**TASK GOAL**
Which of the lines in the data below contain the string "Companies"? Copy each of them.

━━━ DATA SHOWN ━━━

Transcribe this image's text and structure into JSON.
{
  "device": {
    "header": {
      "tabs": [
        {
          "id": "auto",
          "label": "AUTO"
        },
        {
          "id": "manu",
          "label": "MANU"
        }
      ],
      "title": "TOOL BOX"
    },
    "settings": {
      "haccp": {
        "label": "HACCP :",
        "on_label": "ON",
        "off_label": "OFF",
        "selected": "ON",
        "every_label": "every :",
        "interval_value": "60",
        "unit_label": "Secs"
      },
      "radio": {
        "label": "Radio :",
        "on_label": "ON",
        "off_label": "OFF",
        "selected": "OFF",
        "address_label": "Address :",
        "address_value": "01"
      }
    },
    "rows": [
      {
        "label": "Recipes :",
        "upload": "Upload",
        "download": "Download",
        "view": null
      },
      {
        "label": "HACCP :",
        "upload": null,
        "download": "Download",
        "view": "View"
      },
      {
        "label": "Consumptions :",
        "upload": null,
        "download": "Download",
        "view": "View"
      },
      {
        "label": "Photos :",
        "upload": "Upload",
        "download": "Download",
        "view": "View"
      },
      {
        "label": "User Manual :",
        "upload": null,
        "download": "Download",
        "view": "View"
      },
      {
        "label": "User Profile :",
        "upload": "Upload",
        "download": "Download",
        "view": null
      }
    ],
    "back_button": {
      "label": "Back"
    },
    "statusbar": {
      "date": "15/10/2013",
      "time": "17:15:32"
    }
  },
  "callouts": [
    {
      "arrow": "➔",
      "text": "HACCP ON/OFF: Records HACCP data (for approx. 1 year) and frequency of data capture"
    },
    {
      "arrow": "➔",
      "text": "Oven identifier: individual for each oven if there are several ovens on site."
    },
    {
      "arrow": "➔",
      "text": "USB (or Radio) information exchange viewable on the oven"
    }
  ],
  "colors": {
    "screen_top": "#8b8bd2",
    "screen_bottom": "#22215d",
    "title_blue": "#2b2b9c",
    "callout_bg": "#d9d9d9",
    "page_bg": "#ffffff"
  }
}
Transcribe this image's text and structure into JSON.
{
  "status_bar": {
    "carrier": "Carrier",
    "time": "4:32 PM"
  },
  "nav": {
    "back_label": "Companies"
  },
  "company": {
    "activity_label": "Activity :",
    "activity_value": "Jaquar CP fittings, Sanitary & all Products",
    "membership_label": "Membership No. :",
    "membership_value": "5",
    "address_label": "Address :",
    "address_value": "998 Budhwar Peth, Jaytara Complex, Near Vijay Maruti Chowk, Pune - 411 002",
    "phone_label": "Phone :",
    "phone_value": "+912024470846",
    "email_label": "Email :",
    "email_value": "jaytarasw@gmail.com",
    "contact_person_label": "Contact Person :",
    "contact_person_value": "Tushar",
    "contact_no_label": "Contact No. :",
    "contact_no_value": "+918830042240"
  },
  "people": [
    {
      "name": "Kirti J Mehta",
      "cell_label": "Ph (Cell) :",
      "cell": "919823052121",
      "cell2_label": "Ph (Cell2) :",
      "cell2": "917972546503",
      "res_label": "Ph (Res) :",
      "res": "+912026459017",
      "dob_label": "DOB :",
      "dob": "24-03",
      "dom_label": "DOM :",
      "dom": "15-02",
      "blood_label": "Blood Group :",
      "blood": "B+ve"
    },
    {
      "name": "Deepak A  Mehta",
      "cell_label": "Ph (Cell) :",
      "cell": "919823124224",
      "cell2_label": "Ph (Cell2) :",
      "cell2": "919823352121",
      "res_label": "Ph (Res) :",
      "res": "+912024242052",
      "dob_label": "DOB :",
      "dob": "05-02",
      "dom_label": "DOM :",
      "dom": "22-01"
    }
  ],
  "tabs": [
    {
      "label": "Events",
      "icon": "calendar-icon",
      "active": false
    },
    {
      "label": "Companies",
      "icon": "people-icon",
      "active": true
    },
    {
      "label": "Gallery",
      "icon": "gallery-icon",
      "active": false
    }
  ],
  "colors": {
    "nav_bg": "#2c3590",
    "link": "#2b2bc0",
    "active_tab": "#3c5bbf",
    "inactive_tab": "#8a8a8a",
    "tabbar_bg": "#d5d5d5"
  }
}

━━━
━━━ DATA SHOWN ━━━

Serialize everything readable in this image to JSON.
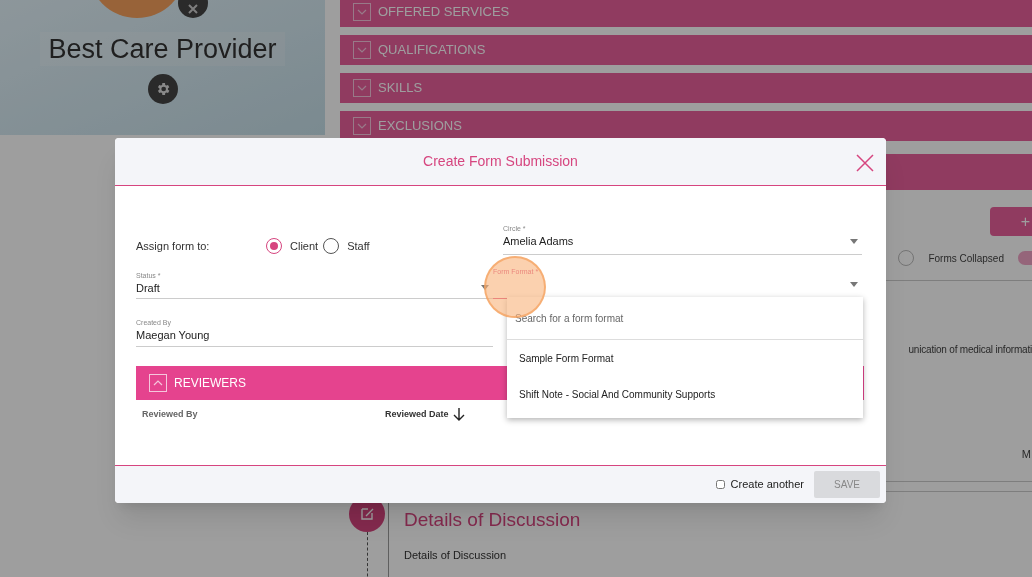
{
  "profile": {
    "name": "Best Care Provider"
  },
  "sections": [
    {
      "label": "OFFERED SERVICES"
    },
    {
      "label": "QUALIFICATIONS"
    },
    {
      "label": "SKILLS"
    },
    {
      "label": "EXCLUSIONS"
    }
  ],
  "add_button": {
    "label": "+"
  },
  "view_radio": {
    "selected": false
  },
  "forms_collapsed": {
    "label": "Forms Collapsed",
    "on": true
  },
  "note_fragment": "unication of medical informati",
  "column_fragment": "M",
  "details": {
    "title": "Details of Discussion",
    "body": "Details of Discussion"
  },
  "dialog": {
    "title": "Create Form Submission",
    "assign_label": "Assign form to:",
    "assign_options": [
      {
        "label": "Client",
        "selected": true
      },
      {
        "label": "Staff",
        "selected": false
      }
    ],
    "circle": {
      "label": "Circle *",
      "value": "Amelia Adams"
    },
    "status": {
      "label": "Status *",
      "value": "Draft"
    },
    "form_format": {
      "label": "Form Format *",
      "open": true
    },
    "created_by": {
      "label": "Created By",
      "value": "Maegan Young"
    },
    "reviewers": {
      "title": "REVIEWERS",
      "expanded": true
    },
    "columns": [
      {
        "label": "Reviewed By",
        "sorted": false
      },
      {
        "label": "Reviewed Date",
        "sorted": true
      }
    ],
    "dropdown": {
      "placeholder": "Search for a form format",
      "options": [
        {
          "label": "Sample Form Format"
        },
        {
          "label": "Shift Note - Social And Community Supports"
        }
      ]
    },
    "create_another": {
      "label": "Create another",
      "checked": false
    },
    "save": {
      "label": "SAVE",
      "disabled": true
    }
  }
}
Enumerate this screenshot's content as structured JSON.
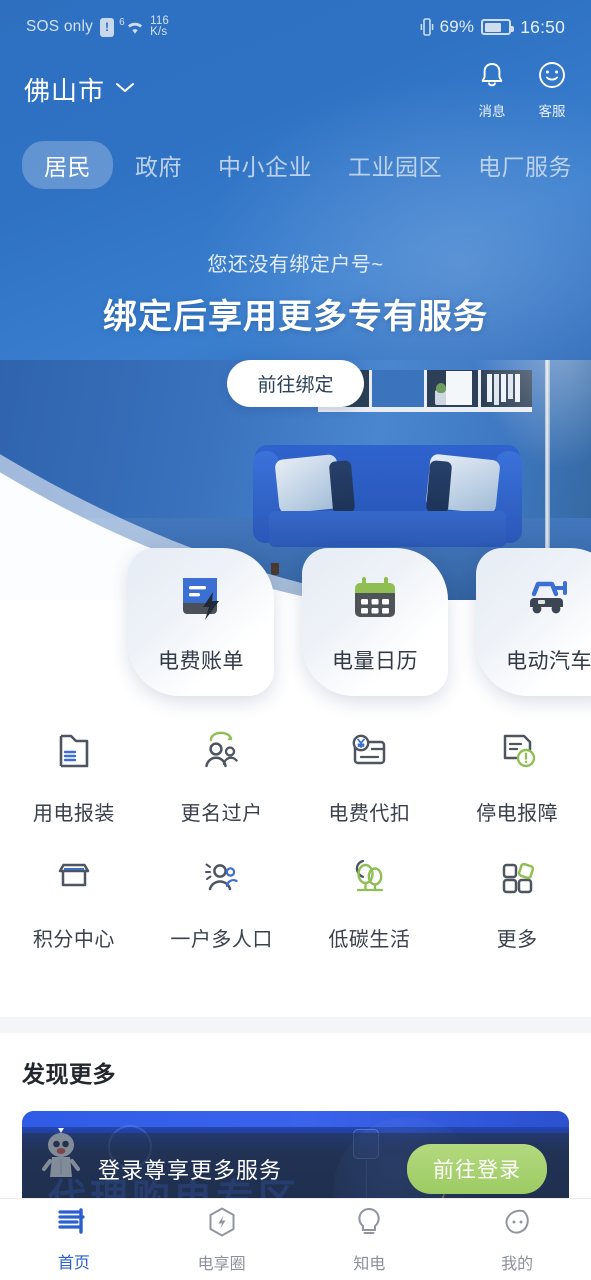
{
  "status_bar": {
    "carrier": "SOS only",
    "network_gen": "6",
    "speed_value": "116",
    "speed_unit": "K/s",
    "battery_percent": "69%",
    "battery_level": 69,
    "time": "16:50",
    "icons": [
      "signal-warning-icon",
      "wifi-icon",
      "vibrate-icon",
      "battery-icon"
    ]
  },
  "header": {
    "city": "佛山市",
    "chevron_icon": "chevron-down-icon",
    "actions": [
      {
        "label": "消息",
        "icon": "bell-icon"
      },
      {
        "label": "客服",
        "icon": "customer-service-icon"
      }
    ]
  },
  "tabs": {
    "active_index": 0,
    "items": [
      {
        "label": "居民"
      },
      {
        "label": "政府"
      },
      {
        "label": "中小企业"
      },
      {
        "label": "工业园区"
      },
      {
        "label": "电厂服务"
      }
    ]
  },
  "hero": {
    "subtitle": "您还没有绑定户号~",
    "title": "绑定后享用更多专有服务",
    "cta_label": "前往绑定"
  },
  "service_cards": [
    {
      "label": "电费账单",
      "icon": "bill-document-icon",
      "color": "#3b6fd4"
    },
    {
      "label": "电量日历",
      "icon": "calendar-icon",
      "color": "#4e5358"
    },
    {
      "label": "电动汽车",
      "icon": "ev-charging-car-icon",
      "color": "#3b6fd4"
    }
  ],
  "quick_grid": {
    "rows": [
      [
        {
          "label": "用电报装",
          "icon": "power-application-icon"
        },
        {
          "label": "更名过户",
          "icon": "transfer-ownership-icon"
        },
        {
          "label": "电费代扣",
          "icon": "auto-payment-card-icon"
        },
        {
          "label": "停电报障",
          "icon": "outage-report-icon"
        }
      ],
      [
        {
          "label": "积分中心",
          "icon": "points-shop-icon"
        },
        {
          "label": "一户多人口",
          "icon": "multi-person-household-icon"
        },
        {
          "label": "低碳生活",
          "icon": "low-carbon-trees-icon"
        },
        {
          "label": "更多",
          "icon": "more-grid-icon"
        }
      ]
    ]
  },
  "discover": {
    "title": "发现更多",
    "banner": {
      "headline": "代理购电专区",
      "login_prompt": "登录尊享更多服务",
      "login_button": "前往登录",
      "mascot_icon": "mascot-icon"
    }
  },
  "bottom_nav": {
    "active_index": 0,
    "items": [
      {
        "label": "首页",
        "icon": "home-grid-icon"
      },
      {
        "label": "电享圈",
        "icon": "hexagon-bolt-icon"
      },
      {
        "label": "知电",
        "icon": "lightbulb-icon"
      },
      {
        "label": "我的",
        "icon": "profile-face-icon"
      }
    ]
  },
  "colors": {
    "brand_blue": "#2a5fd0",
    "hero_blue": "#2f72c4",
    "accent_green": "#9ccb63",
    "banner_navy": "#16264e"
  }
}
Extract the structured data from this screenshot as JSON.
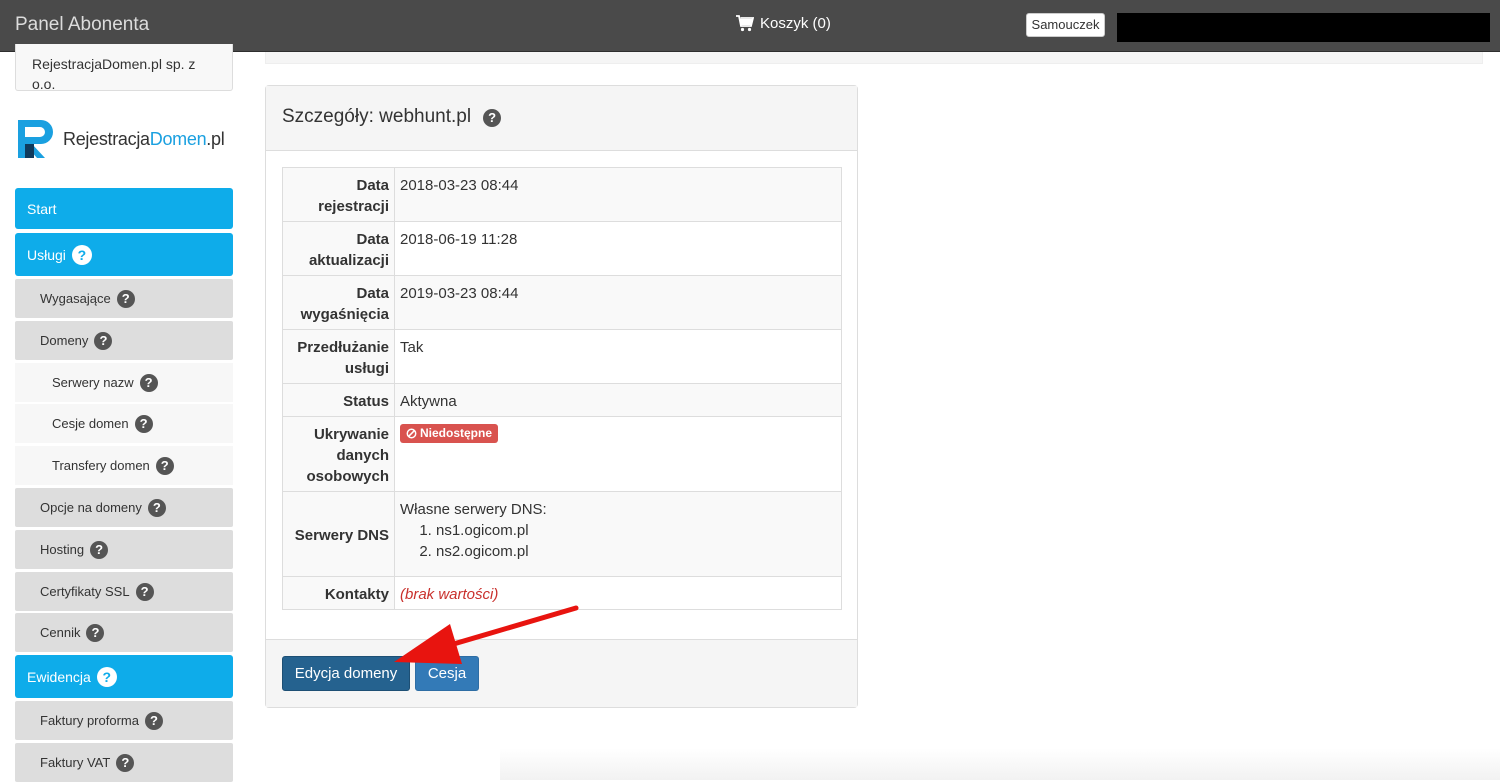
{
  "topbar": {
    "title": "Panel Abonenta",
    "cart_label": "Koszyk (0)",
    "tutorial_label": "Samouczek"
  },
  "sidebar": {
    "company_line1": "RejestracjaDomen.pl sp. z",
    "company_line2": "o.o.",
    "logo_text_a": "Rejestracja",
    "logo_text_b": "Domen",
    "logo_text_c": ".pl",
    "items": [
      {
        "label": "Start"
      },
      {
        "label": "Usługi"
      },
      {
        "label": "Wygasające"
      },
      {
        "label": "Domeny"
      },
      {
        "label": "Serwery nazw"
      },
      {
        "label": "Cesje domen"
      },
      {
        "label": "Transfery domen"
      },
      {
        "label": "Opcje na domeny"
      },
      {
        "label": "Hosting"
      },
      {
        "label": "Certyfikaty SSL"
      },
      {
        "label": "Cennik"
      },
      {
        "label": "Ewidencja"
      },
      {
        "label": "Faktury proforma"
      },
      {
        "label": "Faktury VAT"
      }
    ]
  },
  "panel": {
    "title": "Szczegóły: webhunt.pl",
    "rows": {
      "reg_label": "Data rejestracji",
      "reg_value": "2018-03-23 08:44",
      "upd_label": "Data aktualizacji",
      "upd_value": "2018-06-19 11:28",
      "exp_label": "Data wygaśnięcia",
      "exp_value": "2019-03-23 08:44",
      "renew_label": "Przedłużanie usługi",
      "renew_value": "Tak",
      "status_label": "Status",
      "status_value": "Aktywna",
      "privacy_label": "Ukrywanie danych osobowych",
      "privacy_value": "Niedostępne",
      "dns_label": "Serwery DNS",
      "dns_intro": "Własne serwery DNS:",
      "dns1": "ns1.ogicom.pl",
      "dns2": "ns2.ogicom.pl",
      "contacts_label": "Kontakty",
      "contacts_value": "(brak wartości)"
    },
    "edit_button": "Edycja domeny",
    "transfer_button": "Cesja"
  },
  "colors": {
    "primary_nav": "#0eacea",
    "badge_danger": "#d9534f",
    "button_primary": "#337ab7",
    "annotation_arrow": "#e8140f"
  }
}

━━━

**SOLUTION TO THIS TASK**
    "back_label": "Companies"
      "label": "Companies",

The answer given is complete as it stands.